- Work instruction -
Check each line below for "JSON" and say how many have it, with no other words.

- Input -
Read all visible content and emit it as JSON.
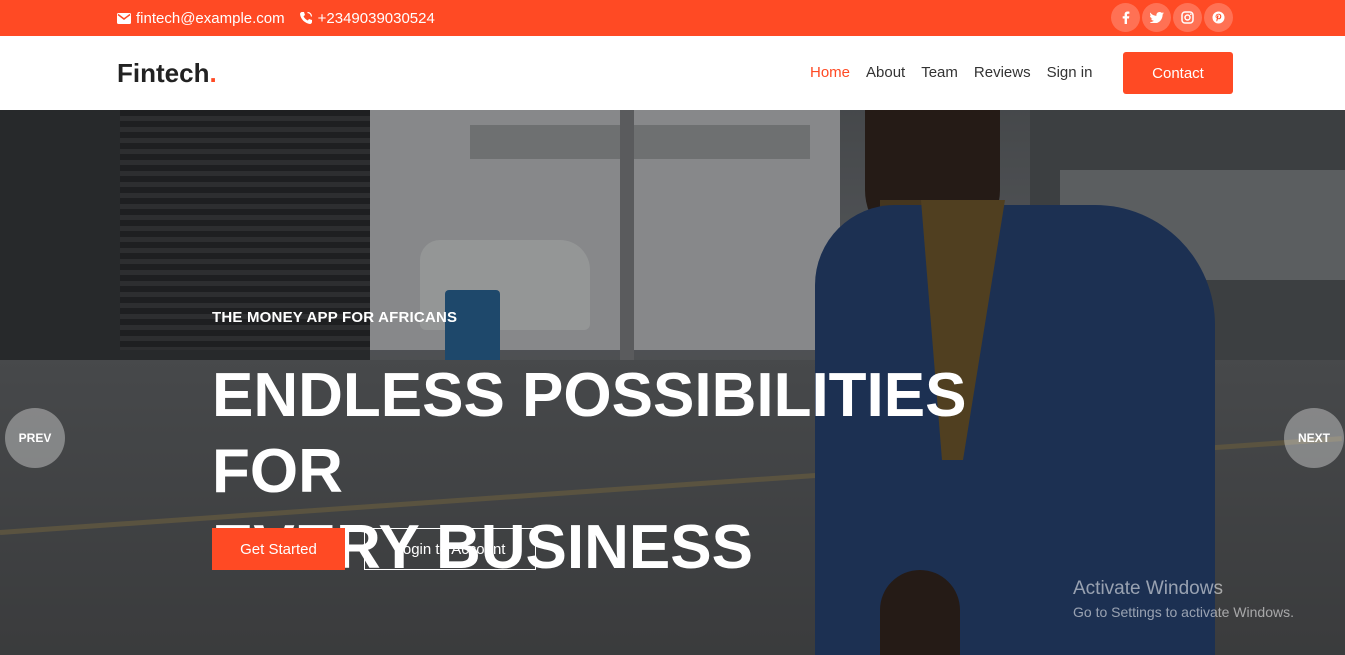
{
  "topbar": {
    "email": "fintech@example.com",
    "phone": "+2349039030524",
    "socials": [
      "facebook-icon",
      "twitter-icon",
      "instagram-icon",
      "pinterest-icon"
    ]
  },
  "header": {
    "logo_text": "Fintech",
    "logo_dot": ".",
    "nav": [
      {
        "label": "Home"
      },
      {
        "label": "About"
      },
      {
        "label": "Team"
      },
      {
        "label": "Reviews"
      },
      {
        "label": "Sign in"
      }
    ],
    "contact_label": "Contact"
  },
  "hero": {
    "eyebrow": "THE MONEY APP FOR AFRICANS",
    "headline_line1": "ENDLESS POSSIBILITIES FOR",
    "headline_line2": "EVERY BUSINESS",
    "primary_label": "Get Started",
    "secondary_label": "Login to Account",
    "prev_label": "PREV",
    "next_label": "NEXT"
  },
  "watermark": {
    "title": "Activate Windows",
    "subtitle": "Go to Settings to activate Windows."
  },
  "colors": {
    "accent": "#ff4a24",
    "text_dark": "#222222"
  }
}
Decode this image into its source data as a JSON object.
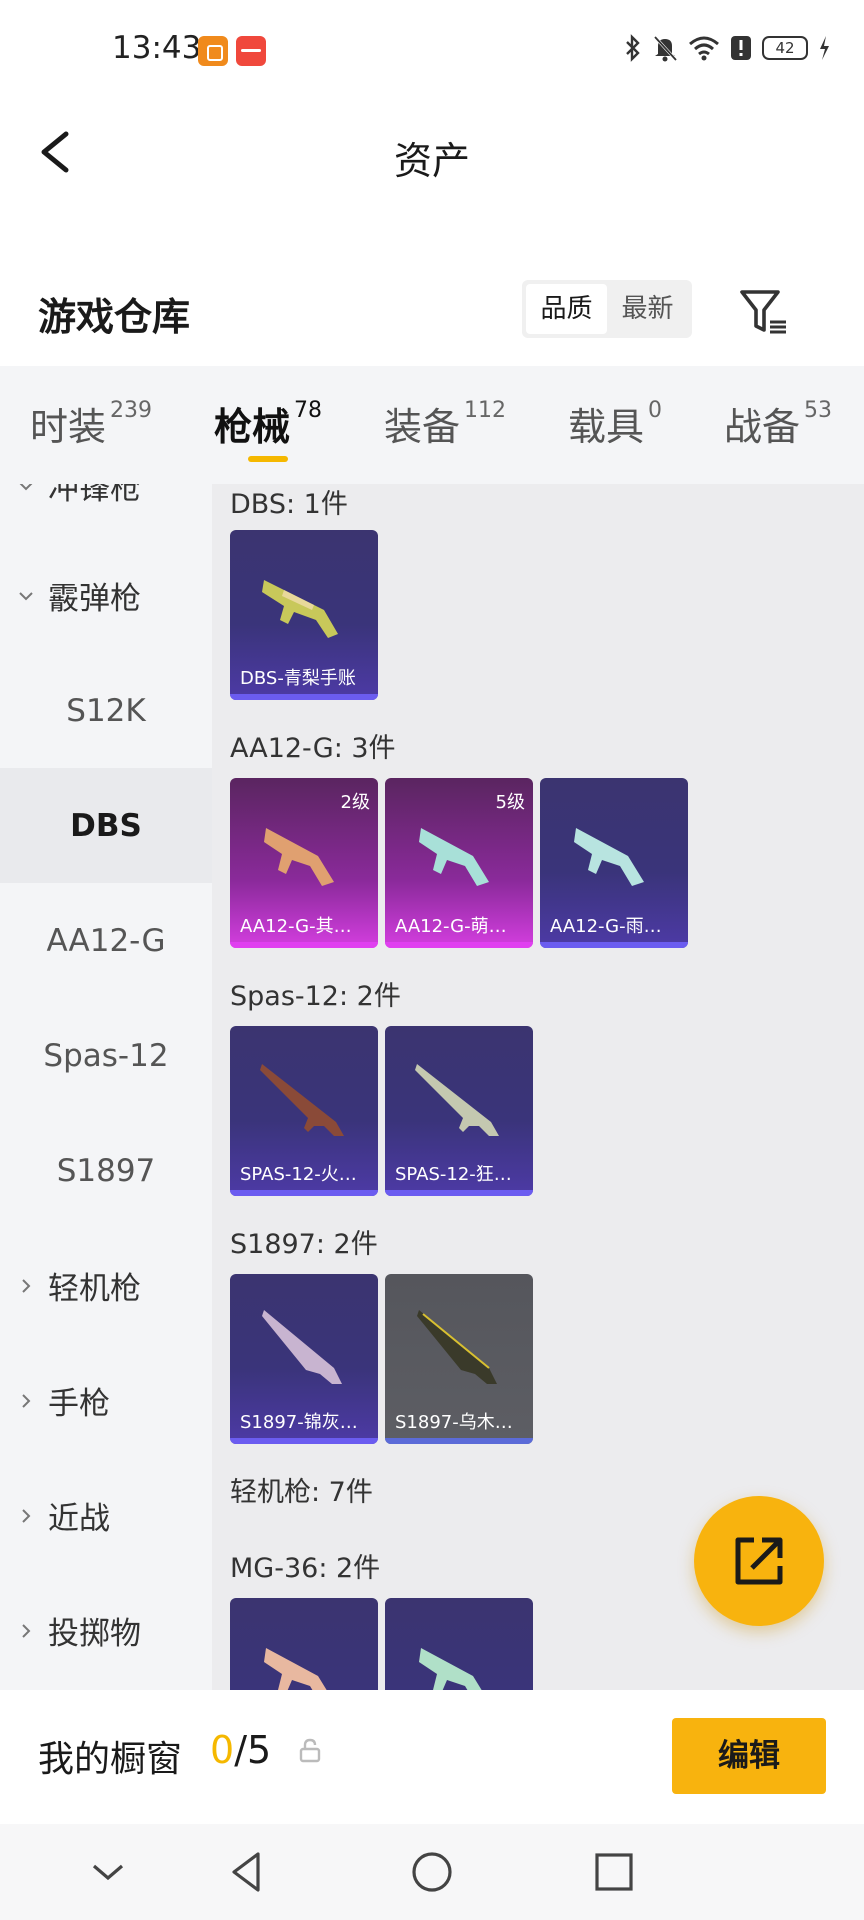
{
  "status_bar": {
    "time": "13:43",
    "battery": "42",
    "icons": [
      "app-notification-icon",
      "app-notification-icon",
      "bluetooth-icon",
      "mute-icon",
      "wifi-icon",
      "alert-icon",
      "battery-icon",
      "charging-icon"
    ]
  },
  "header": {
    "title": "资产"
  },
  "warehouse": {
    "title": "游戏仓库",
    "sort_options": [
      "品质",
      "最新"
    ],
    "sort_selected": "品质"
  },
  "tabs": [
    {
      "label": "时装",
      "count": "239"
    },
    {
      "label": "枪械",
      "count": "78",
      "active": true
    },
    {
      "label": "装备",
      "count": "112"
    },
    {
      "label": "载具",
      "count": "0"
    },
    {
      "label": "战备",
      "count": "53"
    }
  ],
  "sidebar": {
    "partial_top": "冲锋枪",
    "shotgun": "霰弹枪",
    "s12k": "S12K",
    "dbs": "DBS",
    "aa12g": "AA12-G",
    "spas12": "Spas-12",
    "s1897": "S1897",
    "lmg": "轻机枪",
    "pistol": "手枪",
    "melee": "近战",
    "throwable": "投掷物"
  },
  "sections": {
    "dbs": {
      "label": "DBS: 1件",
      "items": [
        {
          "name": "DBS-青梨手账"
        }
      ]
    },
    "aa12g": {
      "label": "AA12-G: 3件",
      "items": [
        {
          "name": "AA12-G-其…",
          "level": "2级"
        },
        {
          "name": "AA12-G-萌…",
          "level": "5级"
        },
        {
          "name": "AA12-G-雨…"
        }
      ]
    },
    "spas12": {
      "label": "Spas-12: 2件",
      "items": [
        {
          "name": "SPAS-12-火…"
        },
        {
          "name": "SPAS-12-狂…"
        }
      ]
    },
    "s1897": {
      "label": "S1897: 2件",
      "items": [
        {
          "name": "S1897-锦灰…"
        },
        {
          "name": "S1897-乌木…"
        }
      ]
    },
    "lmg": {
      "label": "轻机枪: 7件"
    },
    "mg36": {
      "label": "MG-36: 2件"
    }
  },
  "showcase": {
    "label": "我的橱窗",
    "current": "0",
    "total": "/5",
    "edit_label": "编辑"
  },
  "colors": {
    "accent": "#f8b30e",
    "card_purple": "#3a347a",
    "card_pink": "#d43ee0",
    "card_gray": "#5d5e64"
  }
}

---

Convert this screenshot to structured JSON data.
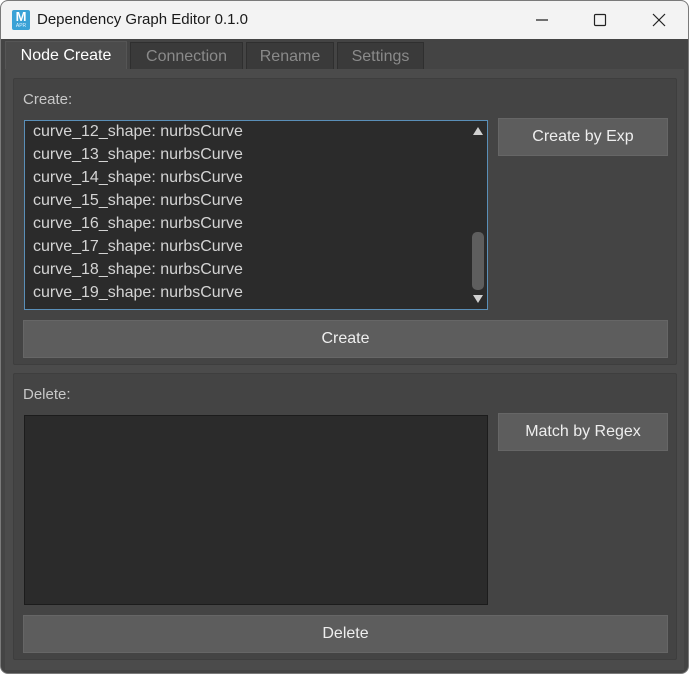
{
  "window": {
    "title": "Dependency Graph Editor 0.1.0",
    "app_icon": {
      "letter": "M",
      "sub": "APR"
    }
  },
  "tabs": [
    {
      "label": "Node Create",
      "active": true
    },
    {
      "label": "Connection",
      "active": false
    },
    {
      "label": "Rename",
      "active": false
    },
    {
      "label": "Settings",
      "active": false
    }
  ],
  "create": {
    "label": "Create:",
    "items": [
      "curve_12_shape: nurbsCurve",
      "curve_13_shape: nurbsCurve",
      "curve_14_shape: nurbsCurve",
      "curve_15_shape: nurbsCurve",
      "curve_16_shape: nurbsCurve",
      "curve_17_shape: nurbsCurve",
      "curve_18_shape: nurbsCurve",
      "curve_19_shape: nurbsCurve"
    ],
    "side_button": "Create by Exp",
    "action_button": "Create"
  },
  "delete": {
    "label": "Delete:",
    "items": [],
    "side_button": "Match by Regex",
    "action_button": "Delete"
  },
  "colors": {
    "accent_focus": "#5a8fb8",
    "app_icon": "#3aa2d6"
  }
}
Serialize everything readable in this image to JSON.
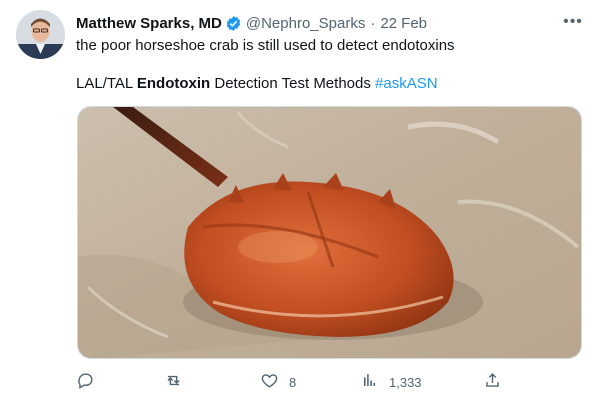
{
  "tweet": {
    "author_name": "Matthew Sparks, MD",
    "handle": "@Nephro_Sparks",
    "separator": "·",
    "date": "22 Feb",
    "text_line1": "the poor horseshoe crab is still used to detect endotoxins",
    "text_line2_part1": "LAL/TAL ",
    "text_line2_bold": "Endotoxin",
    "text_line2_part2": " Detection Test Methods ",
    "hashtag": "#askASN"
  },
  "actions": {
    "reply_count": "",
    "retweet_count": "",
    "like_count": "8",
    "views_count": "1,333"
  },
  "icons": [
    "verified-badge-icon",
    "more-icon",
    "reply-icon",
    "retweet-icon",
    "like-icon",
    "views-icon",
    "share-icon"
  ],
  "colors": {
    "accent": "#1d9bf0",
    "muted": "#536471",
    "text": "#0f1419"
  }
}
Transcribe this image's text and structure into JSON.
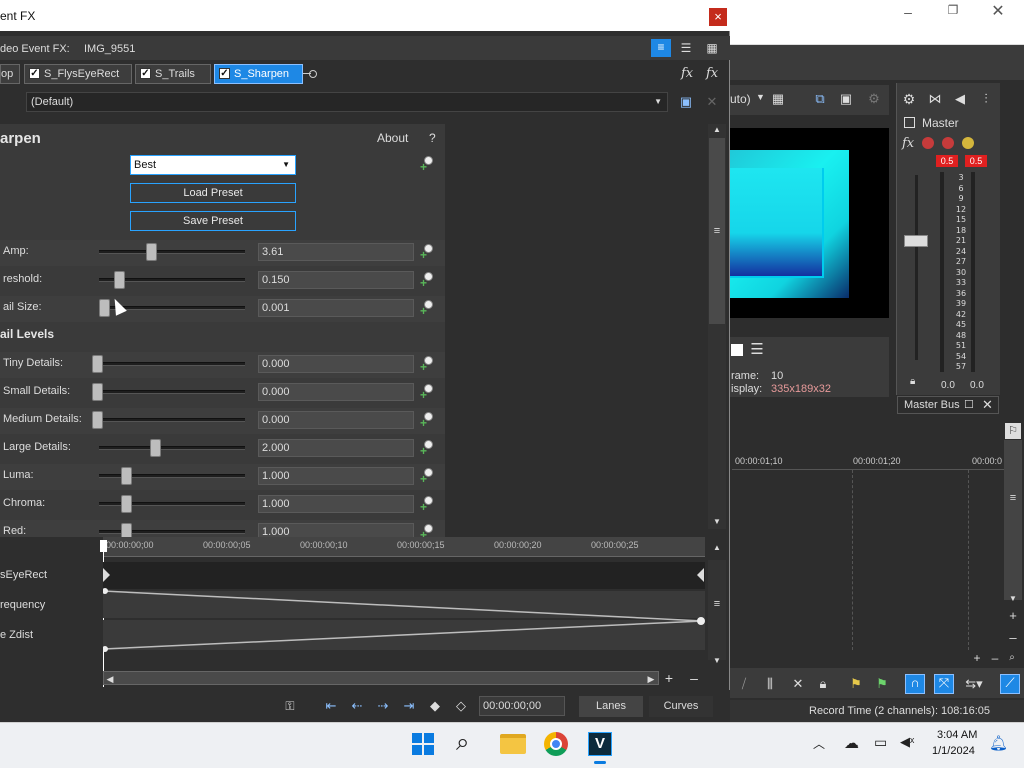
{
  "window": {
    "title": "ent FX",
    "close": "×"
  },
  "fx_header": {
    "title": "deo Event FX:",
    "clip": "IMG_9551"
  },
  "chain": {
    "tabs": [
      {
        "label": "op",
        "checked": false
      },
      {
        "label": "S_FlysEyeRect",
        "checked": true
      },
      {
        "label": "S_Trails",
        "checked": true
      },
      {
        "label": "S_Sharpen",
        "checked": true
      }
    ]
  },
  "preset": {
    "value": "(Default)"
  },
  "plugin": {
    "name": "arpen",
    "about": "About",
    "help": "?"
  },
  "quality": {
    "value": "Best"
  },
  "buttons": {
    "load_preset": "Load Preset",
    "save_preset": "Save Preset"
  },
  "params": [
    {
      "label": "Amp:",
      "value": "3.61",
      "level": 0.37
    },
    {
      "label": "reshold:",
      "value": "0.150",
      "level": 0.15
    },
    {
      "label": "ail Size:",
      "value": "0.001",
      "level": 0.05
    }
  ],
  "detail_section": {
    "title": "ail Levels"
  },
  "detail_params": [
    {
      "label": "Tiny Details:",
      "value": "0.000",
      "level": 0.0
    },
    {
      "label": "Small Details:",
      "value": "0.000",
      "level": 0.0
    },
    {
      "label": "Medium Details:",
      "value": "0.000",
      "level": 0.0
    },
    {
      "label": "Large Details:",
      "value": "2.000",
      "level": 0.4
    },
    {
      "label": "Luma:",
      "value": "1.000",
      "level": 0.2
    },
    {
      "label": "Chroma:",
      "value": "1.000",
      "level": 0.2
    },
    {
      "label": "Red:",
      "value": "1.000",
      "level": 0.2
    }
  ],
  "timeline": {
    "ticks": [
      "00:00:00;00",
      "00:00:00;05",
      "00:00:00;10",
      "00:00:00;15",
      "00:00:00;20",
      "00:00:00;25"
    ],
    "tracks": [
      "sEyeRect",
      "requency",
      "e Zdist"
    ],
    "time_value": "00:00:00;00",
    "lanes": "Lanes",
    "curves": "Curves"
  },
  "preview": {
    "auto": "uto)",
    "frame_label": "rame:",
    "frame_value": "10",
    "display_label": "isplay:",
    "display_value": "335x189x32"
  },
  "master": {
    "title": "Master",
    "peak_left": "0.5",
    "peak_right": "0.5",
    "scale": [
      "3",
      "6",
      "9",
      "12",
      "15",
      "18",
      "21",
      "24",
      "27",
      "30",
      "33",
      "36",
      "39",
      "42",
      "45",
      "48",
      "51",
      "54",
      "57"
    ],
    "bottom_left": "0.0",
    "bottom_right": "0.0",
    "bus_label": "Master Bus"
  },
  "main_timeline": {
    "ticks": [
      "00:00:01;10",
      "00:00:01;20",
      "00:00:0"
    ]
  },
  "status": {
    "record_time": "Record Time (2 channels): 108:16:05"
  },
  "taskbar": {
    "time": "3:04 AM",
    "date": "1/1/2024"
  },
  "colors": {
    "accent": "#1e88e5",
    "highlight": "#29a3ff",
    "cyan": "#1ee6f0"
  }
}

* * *

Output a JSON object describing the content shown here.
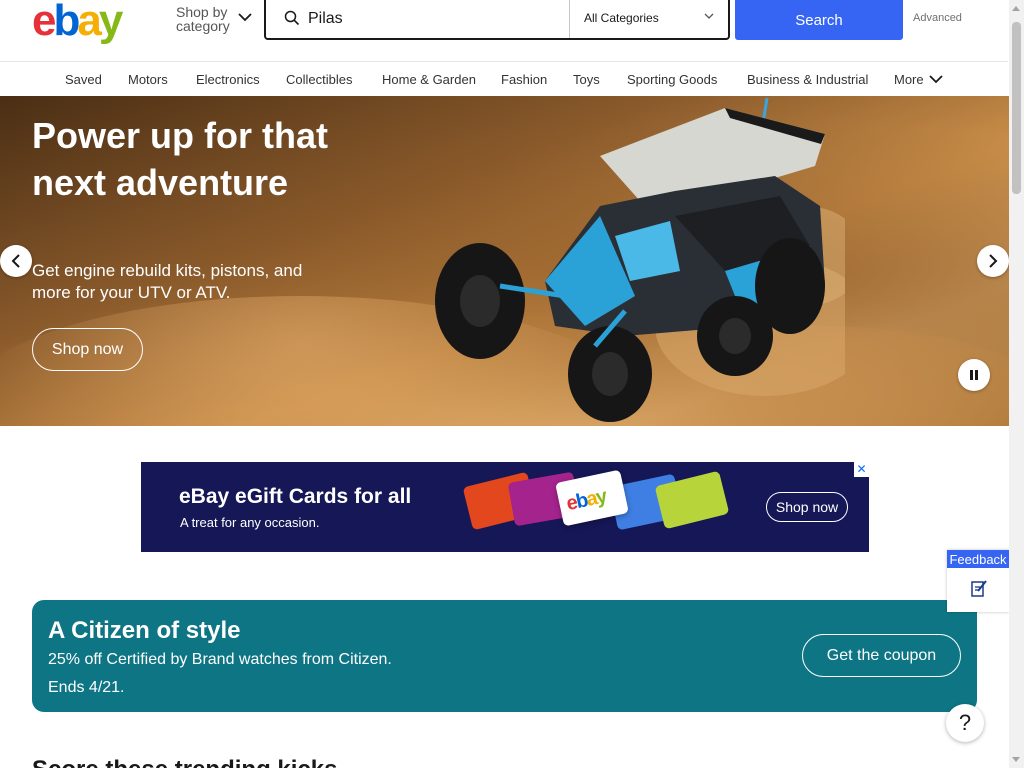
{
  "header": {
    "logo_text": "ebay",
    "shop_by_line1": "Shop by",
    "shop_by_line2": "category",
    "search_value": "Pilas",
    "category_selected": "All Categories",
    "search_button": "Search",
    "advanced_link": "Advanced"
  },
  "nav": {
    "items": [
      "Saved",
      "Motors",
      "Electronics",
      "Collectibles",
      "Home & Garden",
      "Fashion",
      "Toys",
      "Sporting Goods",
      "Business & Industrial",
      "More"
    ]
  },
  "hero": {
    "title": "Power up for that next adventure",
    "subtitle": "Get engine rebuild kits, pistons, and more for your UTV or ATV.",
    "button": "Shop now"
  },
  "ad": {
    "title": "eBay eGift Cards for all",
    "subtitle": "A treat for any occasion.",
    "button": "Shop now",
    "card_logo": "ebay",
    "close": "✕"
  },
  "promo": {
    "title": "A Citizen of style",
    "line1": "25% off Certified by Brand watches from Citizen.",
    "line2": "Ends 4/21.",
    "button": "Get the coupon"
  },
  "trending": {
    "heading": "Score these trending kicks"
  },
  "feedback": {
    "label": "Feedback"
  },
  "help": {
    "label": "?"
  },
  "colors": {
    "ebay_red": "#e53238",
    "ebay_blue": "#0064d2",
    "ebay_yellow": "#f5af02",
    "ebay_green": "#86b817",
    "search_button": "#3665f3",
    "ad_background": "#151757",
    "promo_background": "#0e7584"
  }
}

- Solved exercise -
6